## Your instructions
Filter the records for lines holding the string "this".

*** Begin section ***

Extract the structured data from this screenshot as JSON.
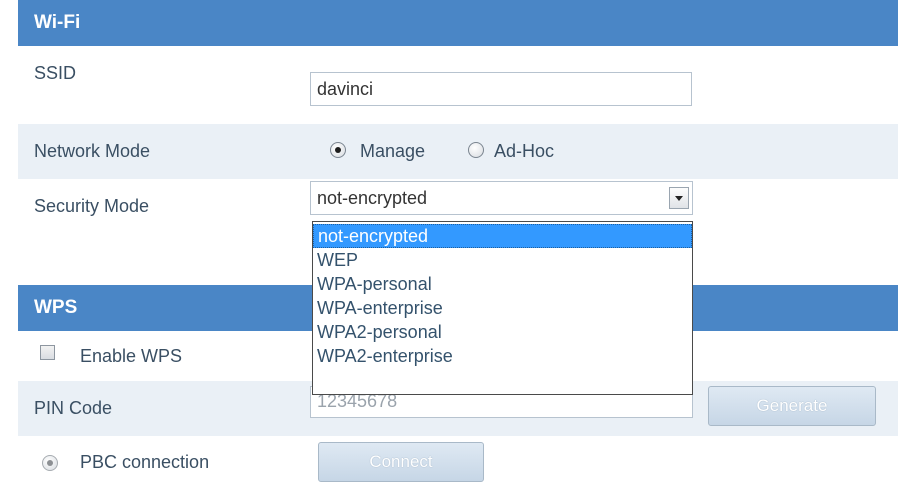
{
  "wifi": {
    "title": "Wi-Fi",
    "ssid_label": "SSID",
    "ssid_value": "davinci",
    "network_mode_label": "Network Mode",
    "network_mode_options": [
      "Manage",
      "Ad-Hoc"
    ],
    "network_mode_selected": "Manage",
    "security_mode_label": "Security Mode",
    "security_mode_value": "not-encrypted",
    "security_mode_options": [
      "not-encrypted",
      "WEP",
      "WPA-personal",
      "WPA-enterprise",
      "WPA2-personal",
      "WPA2-enterprise"
    ]
  },
  "wps": {
    "title": "WPS",
    "enable_label": "Enable WPS",
    "enabled": false,
    "pin_label": "PIN Code",
    "pin_value": "12345678",
    "generate_label": "Generate",
    "pbc_label": "PBC connection",
    "connect_label": "Connect"
  },
  "colors": {
    "header": "#4a86c6",
    "row_alt": "#eaf0f6",
    "dropdown_highlight": "#3399ff",
    "label_text": "#3a4f63"
  }
}
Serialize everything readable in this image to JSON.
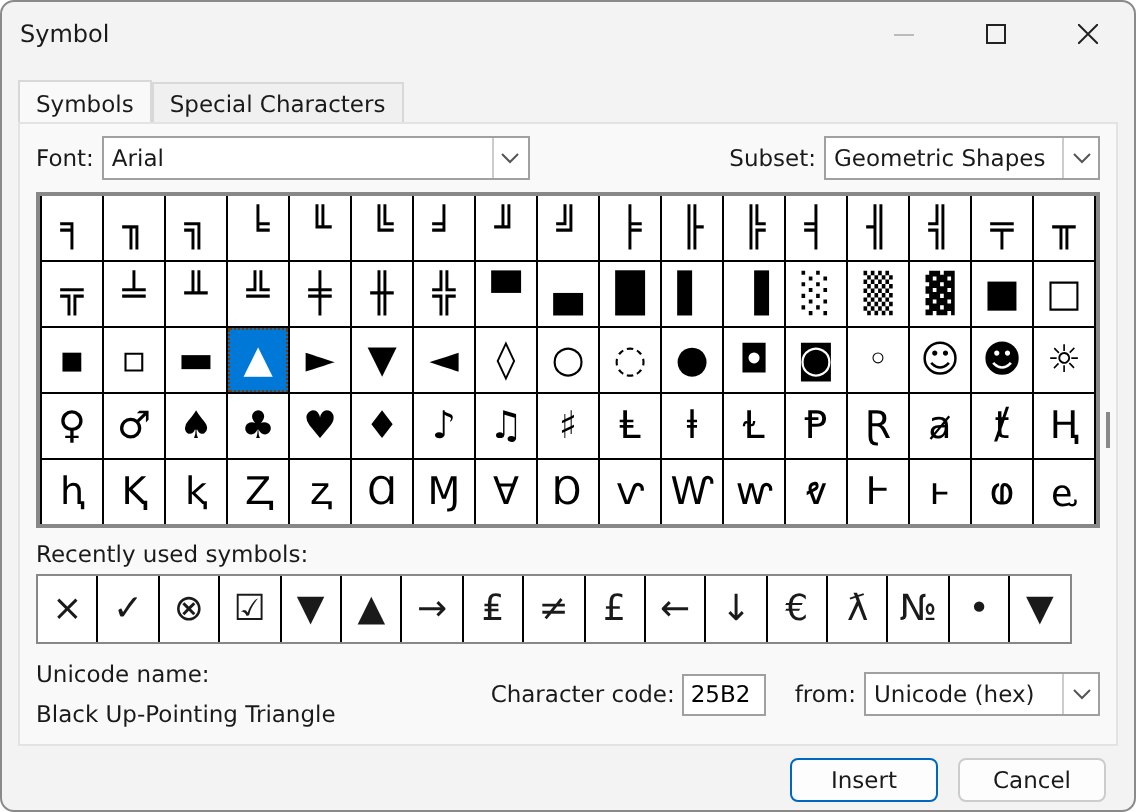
{
  "window": {
    "title": "Symbol"
  },
  "tabs": [
    {
      "label": "Symbols",
      "selected": true
    },
    {
      "label": "Special Characters",
      "selected": false
    }
  ],
  "font": {
    "label": "Font:",
    "value": "Arial"
  },
  "subset": {
    "label": "Subset:",
    "value": "Geometric Shapes"
  },
  "grid": {
    "rows": [
      [
        {
          "char": "╕",
          "selected": false
        },
        {
          "char": "╖",
          "selected": false
        },
        {
          "char": "╗",
          "selected": false
        },
        {
          "char": "╘",
          "selected": false
        },
        {
          "char": "╙",
          "selected": false
        },
        {
          "char": "╚",
          "selected": false
        },
        {
          "char": "╛",
          "selected": false
        },
        {
          "char": "╜",
          "selected": false
        },
        {
          "char": "╝",
          "selected": false
        },
        {
          "char": "╞",
          "selected": false
        },
        {
          "char": "╟",
          "selected": false
        },
        {
          "char": "╠",
          "selected": false
        },
        {
          "char": "╡",
          "selected": false
        },
        {
          "char": "╢",
          "selected": false
        },
        {
          "char": "╣",
          "selected": false
        },
        {
          "char": "╤",
          "selected": false
        },
        {
          "char": "╥",
          "selected": false
        }
      ],
      [
        {
          "char": "╦",
          "selected": false
        },
        {
          "char": "╧",
          "selected": false
        },
        {
          "char": "╨",
          "selected": false
        },
        {
          "char": "╩",
          "selected": false
        },
        {
          "char": "╪",
          "selected": false
        },
        {
          "char": "╫",
          "selected": false
        },
        {
          "char": "╬",
          "selected": false
        },
        {
          "char": "▀",
          "selected": false
        },
        {
          "char": "▄",
          "selected": false
        },
        {
          "char": "█",
          "selected": false
        },
        {
          "char": "▌",
          "selected": false
        },
        {
          "char": "▐",
          "selected": false
        },
        {
          "char": "░",
          "selected": false
        },
        {
          "char": "▒",
          "selected": false
        },
        {
          "char": "▓",
          "selected": false
        },
        {
          "char": "■",
          "selected": false
        },
        {
          "char": "□",
          "selected": false
        }
      ],
      [
        {
          "char": "▪",
          "selected": false
        },
        {
          "char": "▫",
          "selected": false
        },
        {
          "char": "▬",
          "selected": false
        },
        {
          "char": "▲",
          "selected": true
        },
        {
          "char": "►",
          "selected": false
        },
        {
          "char": "▼",
          "selected": false
        },
        {
          "char": "◄",
          "selected": false
        },
        {
          "char": "◊",
          "selected": false
        },
        {
          "char": "○",
          "selected": false
        },
        {
          "char": "◌",
          "selected": false
        },
        {
          "char": "●",
          "selected": false
        },
        {
          "char": "◘",
          "selected": false
        },
        {
          "char": "◙",
          "selected": false
        },
        {
          "char": "◦",
          "selected": false
        },
        {
          "char": "☺",
          "selected": false
        },
        {
          "char": "☻",
          "selected": false
        },
        {
          "char": "☼",
          "selected": false
        }
      ],
      [
        {
          "char": "♀",
          "selected": false
        },
        {
          "char": "♂",
          "selected": false
        },
        {
          "char": "♠",
          "selected": false
        },
        {
          "char": "♣",
          "selected": false
        },
        {
          "char": "♥",
          "selected": false
        },
        {
          "char": "♦",
          "selected": false
        },
        {
          "char": "♪",
          "selected": false
        },
        {
          "char": "♫",
          "selected": false
        },
        {
          "char": "♯",
          "selected": false
        },
        {
          "char": "Ⱡ",
          "selected": false
        },
        {
          "char": "ⱡ",
          "selected": false
        },
        {
          "char": "Ɫ",
          "selected": false
        },
        {
          "char": "Ᵽ",
          "selected": false
        },
        {
          "char": "Ɽ",
          "selected": false
        },
        {
          "char": "ⱥ",
          "selected": false
        },
        {
          "char": "ⱦ",
          "selected": false
        },
        {
          "char": "Ⱨ",
          "selected": false
        }
      ],
      [
        {
          "char": "ⱨ",
          "selected": false
        },
        {
          "char": "Ⱪ",
          "selected": false
        },
        {
          "char": "ⱪ",
          "selected": false
        },
        {
          "char": "Ⱬ",
          "selected": false
        },
        {
          "char": "ⱬ",
          "selected": false
        },
        {
          "char": "Ɑ",
          "selected": false
        },
        {
          "char": "Ɱ",
          "selected": false
        },
        {
          "char": "Ɐ",
          "selected": false
        },
        {
          "char": "Ɒ",
          "selected": false
        },
        {
          "char": "ⱱ",
          "selected": false
        },
        {
          "char": "Ⱳ",
          "selected": false
        },
        {
          "char": "ⱳ",
          "selected": false
        },
        {
          "char": "ⱴ",
          "selected": false
        },
        {
          "char": "Ⱶ",
          "selected": false
        },
        {
          "char": "ⱶ",
          "selected": false
        },
        {
          "char": "ⱷ",
          "selected": false
        },
        {
          "char": "ⱸ",
          "selected": false
        }
      ]
    ]
  },
  "recent": {
    "label": "Recently used symbols:",
    "symbols": [
      "×",
      "✓",
      "⊗",
      "☑",
      "▼",
      "▲",
      "→",
      "₤",
      "≠",
      "£",
      "←",
      "↓",
      "€",
      "ƛ",
      "№",
      "•",
      "▼"
    ]
  },
  "unicode_name": {
    "label": "Unicode name:",
    "value": "Black Up-Pointing Triangle"
  },
  "character_code": {
    "label": "Character code:",
    "value": "25B2"
  },
  "from": {
    "label": "from:",
    "value": "Unicode (hex)"
  },
  "buttons": [
    {
      "label": "Insert",
      "default": true
    },
    {
      "label": "Cancel",
      "default": false
    }
  ]
}
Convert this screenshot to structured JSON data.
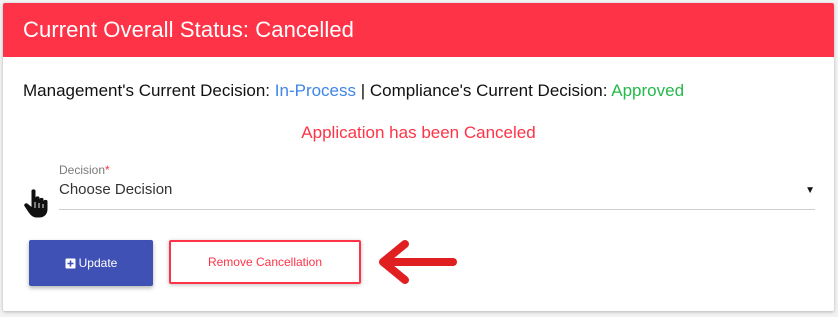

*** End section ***

## The completed task
Extract the structured data from this screenshot as JSON.
Serialize everything readable in this image to JSON.
Convert this screenshot to structured JSON data.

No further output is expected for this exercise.